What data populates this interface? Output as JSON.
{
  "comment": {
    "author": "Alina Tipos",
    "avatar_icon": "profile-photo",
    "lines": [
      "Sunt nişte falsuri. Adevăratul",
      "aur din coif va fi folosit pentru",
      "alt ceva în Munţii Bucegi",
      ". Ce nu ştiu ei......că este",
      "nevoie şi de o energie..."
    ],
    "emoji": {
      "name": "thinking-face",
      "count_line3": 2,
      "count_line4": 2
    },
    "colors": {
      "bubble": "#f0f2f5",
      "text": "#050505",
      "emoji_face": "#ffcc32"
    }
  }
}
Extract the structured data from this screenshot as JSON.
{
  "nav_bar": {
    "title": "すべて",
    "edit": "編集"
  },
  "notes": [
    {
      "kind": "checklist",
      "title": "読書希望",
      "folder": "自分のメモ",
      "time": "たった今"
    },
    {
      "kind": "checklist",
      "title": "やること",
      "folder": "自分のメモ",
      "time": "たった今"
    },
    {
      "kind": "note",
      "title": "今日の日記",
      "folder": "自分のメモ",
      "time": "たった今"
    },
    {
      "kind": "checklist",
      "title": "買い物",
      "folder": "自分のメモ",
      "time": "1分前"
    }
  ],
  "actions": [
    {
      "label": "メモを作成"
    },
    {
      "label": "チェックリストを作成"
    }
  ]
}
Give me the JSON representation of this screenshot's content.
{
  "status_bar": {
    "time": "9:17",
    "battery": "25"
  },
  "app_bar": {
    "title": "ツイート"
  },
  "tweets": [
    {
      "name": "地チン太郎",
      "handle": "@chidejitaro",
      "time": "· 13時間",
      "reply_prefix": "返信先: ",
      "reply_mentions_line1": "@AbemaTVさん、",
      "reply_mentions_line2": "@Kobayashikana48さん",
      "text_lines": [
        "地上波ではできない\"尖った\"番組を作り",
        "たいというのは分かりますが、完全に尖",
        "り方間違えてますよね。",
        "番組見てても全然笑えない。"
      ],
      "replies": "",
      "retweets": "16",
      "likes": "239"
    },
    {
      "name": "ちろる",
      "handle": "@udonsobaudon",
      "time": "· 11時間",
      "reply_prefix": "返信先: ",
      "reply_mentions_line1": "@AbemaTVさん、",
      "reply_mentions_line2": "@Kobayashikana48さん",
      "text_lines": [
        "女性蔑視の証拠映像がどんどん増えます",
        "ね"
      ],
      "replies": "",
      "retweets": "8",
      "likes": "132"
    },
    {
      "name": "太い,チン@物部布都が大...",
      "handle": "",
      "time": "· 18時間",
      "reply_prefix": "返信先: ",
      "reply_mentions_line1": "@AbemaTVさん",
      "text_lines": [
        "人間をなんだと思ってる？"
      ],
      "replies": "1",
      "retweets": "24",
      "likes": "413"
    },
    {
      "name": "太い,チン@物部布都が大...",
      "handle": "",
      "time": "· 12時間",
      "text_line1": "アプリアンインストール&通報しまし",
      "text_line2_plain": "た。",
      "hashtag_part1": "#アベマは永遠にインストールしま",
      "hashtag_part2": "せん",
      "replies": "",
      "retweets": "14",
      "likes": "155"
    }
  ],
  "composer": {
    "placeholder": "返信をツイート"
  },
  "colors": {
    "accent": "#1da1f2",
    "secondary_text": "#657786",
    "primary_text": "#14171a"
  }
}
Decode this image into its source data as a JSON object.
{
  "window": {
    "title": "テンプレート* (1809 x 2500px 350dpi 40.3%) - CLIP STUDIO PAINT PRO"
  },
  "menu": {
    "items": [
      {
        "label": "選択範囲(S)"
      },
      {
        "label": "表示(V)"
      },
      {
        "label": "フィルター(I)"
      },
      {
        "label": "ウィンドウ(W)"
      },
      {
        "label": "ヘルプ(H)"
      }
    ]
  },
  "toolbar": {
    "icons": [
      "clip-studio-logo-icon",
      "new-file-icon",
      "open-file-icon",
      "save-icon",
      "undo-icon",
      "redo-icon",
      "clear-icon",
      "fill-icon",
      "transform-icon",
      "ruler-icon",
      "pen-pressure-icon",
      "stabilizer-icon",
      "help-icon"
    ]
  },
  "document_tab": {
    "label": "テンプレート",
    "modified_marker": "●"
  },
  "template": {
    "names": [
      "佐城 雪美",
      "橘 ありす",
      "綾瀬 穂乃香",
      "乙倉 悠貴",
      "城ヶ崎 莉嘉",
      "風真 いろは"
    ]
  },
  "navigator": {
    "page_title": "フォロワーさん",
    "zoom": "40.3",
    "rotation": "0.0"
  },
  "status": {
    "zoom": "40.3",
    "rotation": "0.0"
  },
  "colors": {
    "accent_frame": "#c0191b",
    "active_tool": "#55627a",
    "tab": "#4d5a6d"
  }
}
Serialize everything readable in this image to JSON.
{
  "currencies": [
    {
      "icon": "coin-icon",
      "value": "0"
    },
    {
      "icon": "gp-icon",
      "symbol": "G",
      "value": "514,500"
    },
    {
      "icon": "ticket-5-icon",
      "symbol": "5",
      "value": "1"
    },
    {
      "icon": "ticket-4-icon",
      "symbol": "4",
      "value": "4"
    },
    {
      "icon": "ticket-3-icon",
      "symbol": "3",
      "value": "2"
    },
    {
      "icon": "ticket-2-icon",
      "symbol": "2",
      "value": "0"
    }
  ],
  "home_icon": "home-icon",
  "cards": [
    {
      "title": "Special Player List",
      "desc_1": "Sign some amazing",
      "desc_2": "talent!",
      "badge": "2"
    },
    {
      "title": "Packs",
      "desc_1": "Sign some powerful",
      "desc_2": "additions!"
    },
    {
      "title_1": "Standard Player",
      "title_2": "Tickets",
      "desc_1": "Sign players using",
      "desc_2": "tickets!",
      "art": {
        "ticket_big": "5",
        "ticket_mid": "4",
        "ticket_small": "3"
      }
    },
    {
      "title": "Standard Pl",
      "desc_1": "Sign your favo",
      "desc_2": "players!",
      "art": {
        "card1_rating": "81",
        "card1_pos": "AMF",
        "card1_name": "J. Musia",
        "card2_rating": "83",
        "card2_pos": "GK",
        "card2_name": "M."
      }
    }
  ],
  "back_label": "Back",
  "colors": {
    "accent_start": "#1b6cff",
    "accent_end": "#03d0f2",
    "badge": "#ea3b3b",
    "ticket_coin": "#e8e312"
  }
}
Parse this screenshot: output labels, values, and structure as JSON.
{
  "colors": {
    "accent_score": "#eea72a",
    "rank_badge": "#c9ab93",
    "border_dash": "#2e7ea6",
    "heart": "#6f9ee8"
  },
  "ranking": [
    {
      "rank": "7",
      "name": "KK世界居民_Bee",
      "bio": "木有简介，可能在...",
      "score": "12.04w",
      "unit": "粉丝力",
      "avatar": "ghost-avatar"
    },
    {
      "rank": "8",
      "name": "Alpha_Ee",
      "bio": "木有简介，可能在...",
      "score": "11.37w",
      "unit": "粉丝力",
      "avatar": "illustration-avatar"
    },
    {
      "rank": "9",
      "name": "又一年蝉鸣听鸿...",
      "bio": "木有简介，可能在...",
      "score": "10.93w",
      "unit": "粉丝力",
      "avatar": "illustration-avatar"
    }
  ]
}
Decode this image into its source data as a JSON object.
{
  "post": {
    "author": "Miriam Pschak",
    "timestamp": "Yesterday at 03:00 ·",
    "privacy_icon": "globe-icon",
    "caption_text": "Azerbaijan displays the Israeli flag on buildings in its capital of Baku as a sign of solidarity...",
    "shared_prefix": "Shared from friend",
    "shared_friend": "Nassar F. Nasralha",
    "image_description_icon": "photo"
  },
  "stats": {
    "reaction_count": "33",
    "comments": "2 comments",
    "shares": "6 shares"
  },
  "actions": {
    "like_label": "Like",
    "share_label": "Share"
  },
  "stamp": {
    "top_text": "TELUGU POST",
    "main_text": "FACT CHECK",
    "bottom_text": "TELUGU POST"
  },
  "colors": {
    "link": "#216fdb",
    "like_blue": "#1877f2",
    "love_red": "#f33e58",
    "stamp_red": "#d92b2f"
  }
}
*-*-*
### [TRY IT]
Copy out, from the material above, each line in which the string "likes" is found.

### [RESULT OF THE EXERCISE]
      "likes": "239"
      "likes": "132"
      "likes": "413"
      "likes": "155"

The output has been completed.